> [REQUIRED WORK]:
Please set down each line of the material exactly.

◆ ◆ ◆ ◆ ◆

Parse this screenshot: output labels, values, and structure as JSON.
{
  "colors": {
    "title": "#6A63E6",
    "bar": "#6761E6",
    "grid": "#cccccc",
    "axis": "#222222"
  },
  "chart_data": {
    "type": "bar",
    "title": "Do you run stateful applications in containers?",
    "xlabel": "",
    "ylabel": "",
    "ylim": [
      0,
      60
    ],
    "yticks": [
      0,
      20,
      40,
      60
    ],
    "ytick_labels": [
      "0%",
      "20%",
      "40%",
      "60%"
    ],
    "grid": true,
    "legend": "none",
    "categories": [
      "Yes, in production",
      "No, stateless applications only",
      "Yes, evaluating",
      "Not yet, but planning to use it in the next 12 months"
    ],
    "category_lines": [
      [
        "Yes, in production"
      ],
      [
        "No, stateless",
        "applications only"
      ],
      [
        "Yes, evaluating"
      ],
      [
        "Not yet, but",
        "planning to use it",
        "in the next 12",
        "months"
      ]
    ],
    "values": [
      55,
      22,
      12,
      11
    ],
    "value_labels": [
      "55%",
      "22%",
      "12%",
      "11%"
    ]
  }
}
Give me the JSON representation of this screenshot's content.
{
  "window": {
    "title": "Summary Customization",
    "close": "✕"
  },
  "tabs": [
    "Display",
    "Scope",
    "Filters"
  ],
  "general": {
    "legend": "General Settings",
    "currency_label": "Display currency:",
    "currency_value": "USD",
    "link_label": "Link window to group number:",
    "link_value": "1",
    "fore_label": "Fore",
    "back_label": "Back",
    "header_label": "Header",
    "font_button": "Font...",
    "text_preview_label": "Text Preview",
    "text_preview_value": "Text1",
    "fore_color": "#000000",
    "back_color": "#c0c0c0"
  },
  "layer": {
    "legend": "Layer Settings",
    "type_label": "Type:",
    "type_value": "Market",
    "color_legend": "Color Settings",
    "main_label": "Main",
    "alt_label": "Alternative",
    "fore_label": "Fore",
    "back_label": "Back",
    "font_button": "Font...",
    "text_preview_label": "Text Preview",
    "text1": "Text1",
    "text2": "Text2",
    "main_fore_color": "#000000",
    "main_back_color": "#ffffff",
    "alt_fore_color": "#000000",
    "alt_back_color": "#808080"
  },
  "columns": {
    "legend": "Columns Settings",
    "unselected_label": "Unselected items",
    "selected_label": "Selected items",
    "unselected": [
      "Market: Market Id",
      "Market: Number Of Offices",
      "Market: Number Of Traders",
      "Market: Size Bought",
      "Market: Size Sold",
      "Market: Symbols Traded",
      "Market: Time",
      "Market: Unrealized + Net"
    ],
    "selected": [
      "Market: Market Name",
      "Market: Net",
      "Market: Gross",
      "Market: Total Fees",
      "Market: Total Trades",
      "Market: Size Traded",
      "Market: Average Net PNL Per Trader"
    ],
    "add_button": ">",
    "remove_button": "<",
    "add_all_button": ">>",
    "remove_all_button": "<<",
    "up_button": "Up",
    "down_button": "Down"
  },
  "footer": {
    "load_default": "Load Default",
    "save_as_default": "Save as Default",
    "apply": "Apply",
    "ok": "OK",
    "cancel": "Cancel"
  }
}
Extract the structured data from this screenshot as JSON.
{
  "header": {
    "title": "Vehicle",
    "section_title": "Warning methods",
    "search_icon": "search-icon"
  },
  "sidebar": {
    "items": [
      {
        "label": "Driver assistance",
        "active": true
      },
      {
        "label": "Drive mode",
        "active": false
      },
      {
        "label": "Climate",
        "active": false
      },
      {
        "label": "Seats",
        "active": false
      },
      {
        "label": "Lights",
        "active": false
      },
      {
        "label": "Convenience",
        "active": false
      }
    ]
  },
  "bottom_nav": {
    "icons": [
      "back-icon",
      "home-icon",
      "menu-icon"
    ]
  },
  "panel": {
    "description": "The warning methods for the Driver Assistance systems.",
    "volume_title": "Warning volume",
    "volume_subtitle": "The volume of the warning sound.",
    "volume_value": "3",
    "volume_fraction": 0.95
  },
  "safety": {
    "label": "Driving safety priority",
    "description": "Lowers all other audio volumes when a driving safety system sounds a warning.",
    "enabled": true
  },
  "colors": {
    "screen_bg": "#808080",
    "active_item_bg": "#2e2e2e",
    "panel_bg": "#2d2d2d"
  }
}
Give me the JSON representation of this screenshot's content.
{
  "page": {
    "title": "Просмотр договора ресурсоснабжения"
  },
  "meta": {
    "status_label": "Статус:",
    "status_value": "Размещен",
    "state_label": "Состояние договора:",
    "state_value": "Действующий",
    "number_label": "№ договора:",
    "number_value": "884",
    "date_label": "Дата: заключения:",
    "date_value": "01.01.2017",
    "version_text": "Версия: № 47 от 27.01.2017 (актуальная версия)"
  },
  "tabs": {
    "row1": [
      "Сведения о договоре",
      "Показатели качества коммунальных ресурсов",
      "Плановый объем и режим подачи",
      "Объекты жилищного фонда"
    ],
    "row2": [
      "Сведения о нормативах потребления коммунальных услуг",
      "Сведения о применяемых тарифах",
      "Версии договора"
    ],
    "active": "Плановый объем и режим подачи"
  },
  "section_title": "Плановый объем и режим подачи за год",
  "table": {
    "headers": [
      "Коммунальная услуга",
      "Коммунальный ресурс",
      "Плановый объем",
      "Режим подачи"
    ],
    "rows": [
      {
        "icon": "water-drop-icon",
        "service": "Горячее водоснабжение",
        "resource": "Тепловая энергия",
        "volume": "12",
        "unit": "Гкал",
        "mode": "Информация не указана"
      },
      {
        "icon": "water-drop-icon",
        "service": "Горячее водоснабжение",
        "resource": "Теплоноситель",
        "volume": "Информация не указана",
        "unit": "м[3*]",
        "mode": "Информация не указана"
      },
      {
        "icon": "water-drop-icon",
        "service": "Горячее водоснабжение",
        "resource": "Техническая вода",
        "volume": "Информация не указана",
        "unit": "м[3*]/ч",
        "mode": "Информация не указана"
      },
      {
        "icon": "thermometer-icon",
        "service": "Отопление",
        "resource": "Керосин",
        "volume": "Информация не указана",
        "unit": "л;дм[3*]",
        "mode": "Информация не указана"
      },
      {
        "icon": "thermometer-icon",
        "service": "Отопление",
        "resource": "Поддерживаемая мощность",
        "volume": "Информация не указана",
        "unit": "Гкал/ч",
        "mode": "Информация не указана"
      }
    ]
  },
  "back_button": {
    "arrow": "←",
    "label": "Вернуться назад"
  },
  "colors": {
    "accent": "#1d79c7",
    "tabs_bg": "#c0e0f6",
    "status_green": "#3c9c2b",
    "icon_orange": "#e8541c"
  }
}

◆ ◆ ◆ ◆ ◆

> [EXERCISE OUTPUT]:
Parse this screenshot: output labels, values, and structure as JSON.
{
  "colors": {
    "title": "#6A63E6",
    "bar": "#6761E6",
    "grid": "#cccccc",
    "axis": "#222222"
  },
  "chart_data": {
    "type": "bar",
    "title": "Do you run stateful applications in containers?",
    "xlabel": "",
    "ylabel": "",
    "ylim": [
      0,
      60
    ],
    "yticks": [
      0,
      20,
      40,
      60
    ],
    "ytick_labels": [
      "0%",
      "20%",
      "40%",
      "60%"
    ],
    "grid": true,
    "legend": "none",
    "categories": [
      "Yes, in production",
      "No, stateless applications only",
      "Yes, evaluating",
      "Not yet, but planning to use it in the next 12 months"
    ],
    "category_lines": [
      [
        "Yes, in production"
      ],
      [
        "No, stateless",
        "applications only"
      ],
      [
        "Yes, evaluating"
      ],
      [
        "Not yet, but",
        "planning to use it",
        "in the next 12",
        "months"
      ]
    ],
    "values": [
      55,
      22,
      12,
      11
    ],
    "value_labels": [
      "55%",
      "22%",
      "12%",
      "11%"
    ]
  }
}
Give me the JSON representation of this screenshot's content.
{
  "window": {
    "title": "Summary Customization",
    "close": "✕"
  },
  "tabs": [
    "Display",
    "Scope",
    "Filters"
  ],
  "general": {
    "legend": "General Settings",
    "currency_label": "Display currency:",
    "currency_value": "USD",
    "link_label": "Link window to group number:",
    "link_value": "1",
    "fore_label": "Fore",
    "back_label": "Back",
    "header_label": "Header",
    "font_button": "Font...",
    "text_preview_label": "Text Preview",
    "text_preview_value": "Text1",
    "fore_color": "#000000",
    "back_color": "#c0c0c0"
  },
  "layer": {
    "legend": "Layer Settings",
    "type_label": "Type:",
    "type_value": "Market",
    "color_legend": "Color Settings",
    "main_label": "Main",
    "alt_label": "Alternative",
    "fore_label": "Fore",
    "back_label": "Back",
    "font_button": "Font...",
    "text_preview_label": "Text Preview",
    "text1": "Text1",
    "text2": "Text2",
    "main_fore_color": "#000000",
    "main_back_color": "#ffffff",
    "alt_fore_color": "#000000",
    "alt_back_color": "#808080"
  },
  "columns": {
    "legend": "Columns Settings",
    "unselected_label": "Unselected items",
    "selected_label": "Selected items",
    "unselected": [
      "Market: Market Id",
      "Market: Number Of Offices",
      "Market: Number Of Traders",
      "Market: Size Bought",
      "Market: Size Sold",
      "Market: Symbols Traded",
      "Market: Time",
      "Market: Unrealized + Net"
    ],
    "selected": [
      "Market: Market Name",
      "Market: Net",
      "Market: Gross",
      "Market: Total Fees",
      "Market: Total Trades",
      "Market: Size Traded",
      "Market: Average Net PNL Per Trader"
    ],
    "add_button": ">",
    "remove_button": "<",
    "add_all_button": ">>",
    "remove_all_button": "<<",
    "up_button": "Up",
    "down_button": "Down"
  },
  "footer": {
    "load_default": "Load Default",
    "save_as_default": "Save as Default",
    "apply": "Apply",
    "ok": "OK",
    "cancel": "Cancel"
  }
}
Extract the structured data from this screenshot as JSON.
{
  "header": {
    "title": "Vehicle",
    "section_title": "Warning methods",
    "search_icon": "search-icon"
  },
  "sidebar": {
    "items": [
      {
        "label": "Driver assistance",
        "active": true
      },
      {
        "label": "Drive mode",
        "active": false
      },
      {
        "label": "Climate",
        "active": false
      },
      {
        "label": "Seats",
        "active": false
      },
      {
        "label": "Lights",
        "active": false
      },
      {
        "label": "Convenience",
        "active": false
      }
    ]
  },
  "bottom_nav": {
    "icons": [
      "back-icon",
      "home-icon",
      "menu-icon"
    ]
  },
  "panel": {
    "description": "The warning methods for the Driver Assistance systems.",
    "volume_title": "Warning volume",
    "volume_subtitle": "The volume of the warning sound.",
    "volume_value": "3",
    "volume_fraction": 0.95
  },
  "safety": {
    "label": "Driving safety priority",
    "description": "Lowers all other audio volumes when a driving safety system sounds a warning.",
    "enabled": true
  },
  "colors": {
    "screen_bg": "#808080",
    "active_item_bg": "#2e2e2e",
    "panel_bg": "#2d2d2d"
  }
}
Give me the JSON representation of this screenshot's content.
{
  "page": {
    "title": "Просмотр договора ресурсоснабжения"
  },
  "meta": {
    "status_label": "Статус:",
    "status_value": "Размещен",
    "state_label": "Состояние договора:",
    "state_value": "Действующий",
    "number_label": "№ договора:",
    "number_value": "884",
    "date_label": "Дата: заключения:",
    "date_value": "01.01.2017",
    "version_text": "Версия: № 47 от 27.01.2017 (актуальная версия)"
  },
  "tabs": {
    "row1": [
      "Сведения о договоре",
      "Показатели качества коммунальных ресурсов",
      "Плановый объем и режим подачи",
      "Объекты жилищного фонда"
    ],
    "row2": [
      "Сведения о нормативах потребления коммунальных услуг",
      "Сведения о применяемых тарифах",
      "Версии договора"
    ],
    "active": "Плановый объем и режим подачи"
  },
  "section_title": "Плановый объем и режим подачи за год",
  "table": {
    "headers": [
      "Коммунальная услуга",
      "Коммунальный ресурс",
      "Плановый объем",
      "Режим подачи"
    ],
    "rows": [
      {
        "icon": "water-drop-icon",
        "service": "Горячее водоснабжение",
        "resource": "Тепловая энергия",
        "volume": "12",
        "unit": "Гкал",
        "mode": "Информация не указана"
      },
      {
        "icon": "water-drop-icon",
        "service": "Горячее водоснабжение",
        "resource": "Теплоноситель",
        "volume": "Информация не указана",
        "unit": "м[3*]",
        "mode": "Информация не указана"
      },
      {
        "icon": "water-drop-icon",
        "service": "Горячее водоснабжение",
        "resource": "Техническая вода",
        "volume": "Информация не указана",
        "unit": "м[3*]/ч",
        "mode": "Информация не указана"
      },
      {
        "icon": "thermometer-icon",
        "service": "Отопление",
        "resource": "Керосин",
        "volume": "Информация не указана",
        "unit": "л;дм[3*]",
        "mode": "Информация не указана"
      },
      {
        "icon": "thermometer-icon",
        "service": "Отопление",
        "resource": "Поддерживаемая мощность",
        "volume": "Информация не указана",
        "unit": "Гкал/ч",
        "mode": "Информация не указана"
      }
    ]
  },
  "back_button": {
    "arrow": "←",
    "label": "Вернуться назад"
  },
  "colors": {
    "accent": "#1d79c7",
    "tabs_bg": "#c0e0f6",
    "status_green": "#3c9c2b",
    "icon_orange": "#e8541c"
  }
}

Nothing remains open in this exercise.